Ginny Gilder wasn’t well versed on what Title IX meant until she was a freshman at Yale University, competing for the rowing team and taking part in one of the most famous protests surrounding the law.
The co-owner of the WNBA’s Seattle Storm was right in the middle of the “Yale Strip-In” in 1976 to protest inequities in the treatment of men and women rowers at the school.
“What happened for me personally, I always say … the experience radicalized me,” Gilder said. “Because I grew up in New York City, Upper East Side. I was a Park Avenue, private school girl. I mean, you want to talk privilege, that would be me. So it was the first time I ever experienced discrimination.”
As Title IX marks its 50th anniversary this year, Gilder is one of countless women who benefited from the enactment and execution of the law and translated those opportunities into becoming leaders in their professional careers.
Participating in that demonstration ignited a drive in Gilder. It helped propel her to become an Olympic silver medalist in rowing at the 1984 Los Angeles Games. It helped her build a successful business career as an investor and philanthropist. It also helped Gilder accept her sexuality in the late 1990s.
She is now part of the ownership group that purchased the Storm in 2008 and kept the franchise stable in its hometown.
“I think a lot of what I learned in the business world is you got to go for what you want, and not what you want, like in a personal way, but in terms of what your vision is for the world and for the change you want to make,” Gilder said. “And certainly that was an experience that I learned from becoming an athlete.
“But it really was an experience I learned from that protest,” Gilder added. “That you got to push if you’re not happy, you’re not satisfied with how things are. You got to get out there and roll up your sleeves.”

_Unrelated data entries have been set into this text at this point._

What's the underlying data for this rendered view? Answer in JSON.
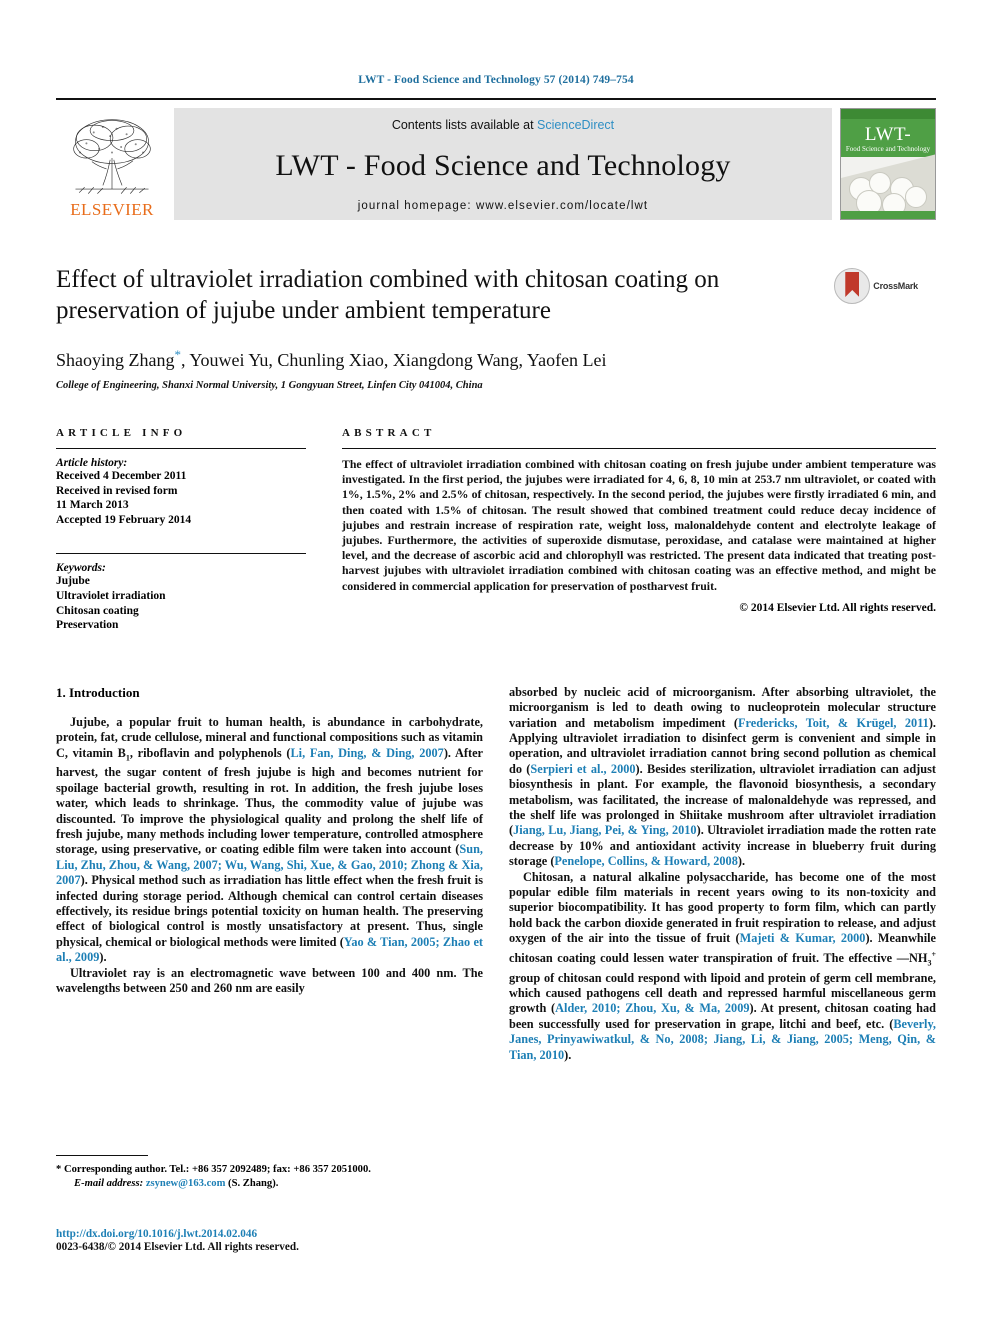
{
  "running_head": "LWT - Food Science and Technology 57 (2014) 749–754",
  "banner": {
    "contents_prefix": "Contents lists available at ",
    "sciencedirect": "ScienceDirect",
    "journal_title": "LWT - Food Science and Technology",
    "homepage": "journal homepage: www.elsevier.com/locate/lwt",
    "publisher_name": "ELSEVIER",
    "cover": {
      "lwt": "LWT-",
      "subtitle": "Food Science and Technology"
    }
  },
  "article": {
    "title": "Effect of ultraviolet irradiation combined with chitosan coating on preservation of jujube under ambient temperature",
    "authors": "Shaoying Zhang",
    "authors_rest": ", Youwei Yu, Chunling Xiao, Xiangdong Wang, Yaofen Lei",
    "corresponding_marker": "*",
    "affiliation": "College of Engineering, Shanxi Normal University, 1 Gongyuan Street, Linfen City 041004, China",
    "crossmark_label": "CrossMark"
  },
  "info": {
    "heading": "ARTICLE INFO",
    "history_label": "Article history:",
    "history": [
      "Received 4 December 2011",
      "Received in revised form",
      "11 March 2013",
      "Accepted 19 February 2014"
    ],
    "keywords_label": "Keywords:",
    "keywords": [
      "Jujube",
      "Ultraviolet irradiation",
      "Chitosan coating",
      "Preservation"
    ]
  },
  "abstract": {
    "heading": "ABSTRACT",
    "text": "The effect of ultraviolet irradiation combined with chitosan coating on fresh jujube under ambient temperature was investigated. In the first period, the jujubes were irradiated for 4, 6, 8, 10 min at 253.7 nm ultraviolet, or coated with 1%, 1.5%, 2% and 2.5% of chitosan, respectively. In the second period, the jujubes were firstly irradiated 6 min, and then coated with 1.5% of chitosan. The result showed that combined treatment could reduce decay incidence of jujubes and restrain increase of respiration rate, weight loss, malonaldehyde content and electrolyte leakage of jujubes. Furthermore, the activities of superoxide dismutase, peroxidase, and catalase were maintained at higher level, and the decrease of ascorbic acid and chlorophyll was restricted. The present data indicated that treating post-harvest jujubes with ultraviolet irradiation combined with chitosan coating was an effective method, and might be considered in commercial application for preservation of postharvest fruit.",
    "copyright": "© 2014 Elsevier Ltd. All rights reserved."
  },
  "body": {
    "section_number_title": "1. Introduction",
    "left_para1_a": "Jujube, a popular fruit to human health, is abundance in carbohydrate, protein, fat, crude cellulose, mineral and functional compositions such as vitamin C, vitamin B",
    "left_para1_sub": "1",
    "left_para1_b": ", riboflavin and polyphenols (",
    "left_ref1": "Li, Fan, Ding, & Ding, 2007",
    "left_para1_c": "). After harvest, the sugar content of fresh jujube is high and becomes nutrient for spoilage bacterial growth, resulting in rot. In addition, the fresh jujube loses water, which leads to shrinkage. Thus, the commodity value of jujube was discounted. To improve the physiological quality and prolong the shelf life of fresh jujube, many methods including lower temperature, controlled atmosphere storage, using preservative, or coating edible film were taken into account (",
    "left_ref2": "Sun, Liu, Zhu, Zhou, & Wang, 2007; Wu, Wang, Shi, Xue, & Gao, 2010; Zhong & Xia, 2007",
    "left_para1_d": "). Physical method such as irradiation has little effect when the fresh fruit is infected during storage period. Although chemical can control certain diseases effectively, its residue brings potential toxicity on human health. The preserving effect of biological control is mostly unsatisfactory at present. Thus, single physical, chemical or biological methods were limited (",
    "left_ref3": "Yao & Tian, 2005; Zhao et al., 2009",
    "left_para1_e": ").",
    "left_para2": "Ultraviolet ray is an electromagnetic wave between 100 and 400 nm. The wavelengths between 250 and 260 nm are easily",
    "right_para1_a": "absorbed by nucleic acid of microorganism. After absorbing ultraviolet, the microorganism is led to death owing to nucleoprotein molecular structure variation and metabolism impediment (",
    "right_ref1": "Fredericks, Toit, & Krügel, 2011",
    "right_para1_b": "). Applying ultraviolet irradiation to disinfect germ is convenient and simple in operation, and ultraviolet irradiation cannot bring second pollution as chemical do (",
    "right_ref2": "Serpieri et al., 2000",
    "right_para1_c": "). Besides sterilization, ultraviolet irradiation can adjust biosynthesis in plant. For example, the flavonoid biosynthesis, a secondary metabolism, was facilitated, the increase of malonaldehyde was repressed, and the shelf life was prolonged in Shiitake mushroom after ultraviolet irradiation (",
    "right_ref3": "Jiang, Lu, Jiang, Pei, & Ying, 2010",
    "right_para1_d": "). Ultraviolet irradiation made the rotten rate decrease by 10% and antioxidant activity increase in blueberry fruit during storage (",
    "right_ref4": "Penelope, Collins, & Howard, 2008",
    "right_para1_e": ").",
    "right_para2_a": "Chitosan, a natural alkaline polysaccharide, has become one of the most popular edible film materials in recent years owing to its non-toxicity and superior biocompatibility. It has good property to form film, which can partly hold back the carbon dioxide generated in fruit respiration to release, and adjust oxygen of the air into the tissue of fruit (",
    "right_ref5": "Majeti & Kumar, 2000",
    "right_para2_b": "). Meanwhile chitosan coating could lessen water transpiration of fruit. The effective —NH",
    "right_para2_sub": "3",
    "right_para2_sup": "+",
    "right_para2_c": " group of chitosan could respond with lipoid and protein of germ cell membrane, which caused pathogens cell death and repressed harmful miscellaneous germ growth (",
    "right_ref6": "Alder, 2010; Zhou, Xu, & Ma, 2009",
    "right_para2_d": "). At present, chitosan coating had been successfully used for preservation in grape, litchi and beef, etc. (",
    "right_ref7": "Beverly, Janes, Prinyawiwatkul, & No, 2008; Jiang, Li, & Jiang, 2005; Meng, Qin, & Tian, 2010",
    "right_para2_e": ")."
  },
  "footnote": {
    "corresponding": "* Corresponding author. Tel.: +86 357 2092489; fax: +86 357 2051000.",
    "email_label": "E-mail address:",
    "email": "zsynew@163.com",
    "email_owner": " (S. Zhang)."
  },
  "footer": {
    "doi": "http://dx.doi.org/10.1016/j.lwt.2014.02.046",
    "issn_line": "0023-6438/© 2014 Elsevier Ltd. All rights reserved."
  },
  "colors": {
    "link": "#1d7fb5",
    "sciencedirect": "#2f8fc4",
    "elsevier_orange": "#E86C1A",
    "banner_bg": "#e3e3e3",
    "cover_green": "#4f9f45"
  }
}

Gail Koziara Boudreaux also has used her competitive drive to succeed off the basketball court.
The career scoring and rebounding leader at Dartmouth College has been president and CEO of Indianapolis-based health care insurer Anthem Inc. since 2017.
She earned an MBA at Columbia Business School and has led several businesses, including United Healthcare.
Boudreaux, a three-time Ivy League Player of the Year in basketball and a four-time Ivy League shot put champ, said historically there has not been a lot of female CEOs—and of those who have, quite a few have been former athletes.
“If you look at many of us, we do have sports backgrounds at various levels,” Boudreaux said. “And I think it feeds into the competitiveness and our fearlessness about taking challenges on and not being afraid to step in, you know, step in and play the game.”
Thanks to Title IX providing more women with opportunities as a result of the growth in participation at every level—from youth sports to college, Boudreaux believes the number of female CEOs will inevitably increase and level the corporate playing field. It’s one reason Boudreaux endowed a coaching position at her alma mater along with her company investing.
“I think it’s important for us to give back to things that helped us pay it forward and also to be an important, socially responsible company in the community,” Boudreaux said.
Jacqie McWilliams knows firsthand what doors can be opened when someone is given an opportunity.
She is the first Black female commissioner of the Central Intercollegiate Athletic Association. McWilliams also has been on the NCAA Gender Equity Task Force since 2016. Previously, she spent nine years managing NCAA championships.
McWilliams was a conference player of the year in both basketball and volleyball at Hampton. She sees a responsibility to give back to the pipeline that gave her so much.
“As a commissioner,” McWilliams said, “I have access to a whole lot of things, a platform in a position of power that I think it’s quite humbling that I do have a place that I can bring others forward, that I can advocate in rooms that some may not ever get into, even as a Black female.”
McWilliams and others have fought many battles along the way and understand there is still much progress that needs to be made. Fighting for that equality has taken on different forms over the past 50 years.
McWilliams cited the social media posts that pointed out the equity issues at the 2021 NCAA Tournaments.
“I don’t think there’s a time now that we can no longer invest … in the same way that we’ve done in the past,” McWilliams said.
For Gilder, that has meant putting her passion into trying to make the WNBA a thriving enterprise, both with the team she co-owns and throughout the league as a whole. She is also an advocate for growth and change within her league.
“There is a huge acknowledgement that the WNBA, and certainly the Storm, offer an authentic expression for any human or company that cares about diversity, equity (and) inclusion,” Gilder said. “We wouldn’t exist as a league without Title IX. It’s authentic to us to advocate for social change.
“That’s not something we do in our spare time,” she added. “That’s who we are, and the culture has kind of shifted a little to support that and acknowledge how important it is.”
But Gilder notes that bias is still prevalent in society. She said while it’s not as overt as it once was prior to the enactment of the law, it’s such that there needs to be a continued push for equity.
“You have to normalize how people think about things and that is one by one,” Gilder said. “But you do it one by one enough, it starts to become a wave. It’s like any kind of change. And at certain point, things just start flipping over and what seemed like a radical idea is accepted as the status quo.”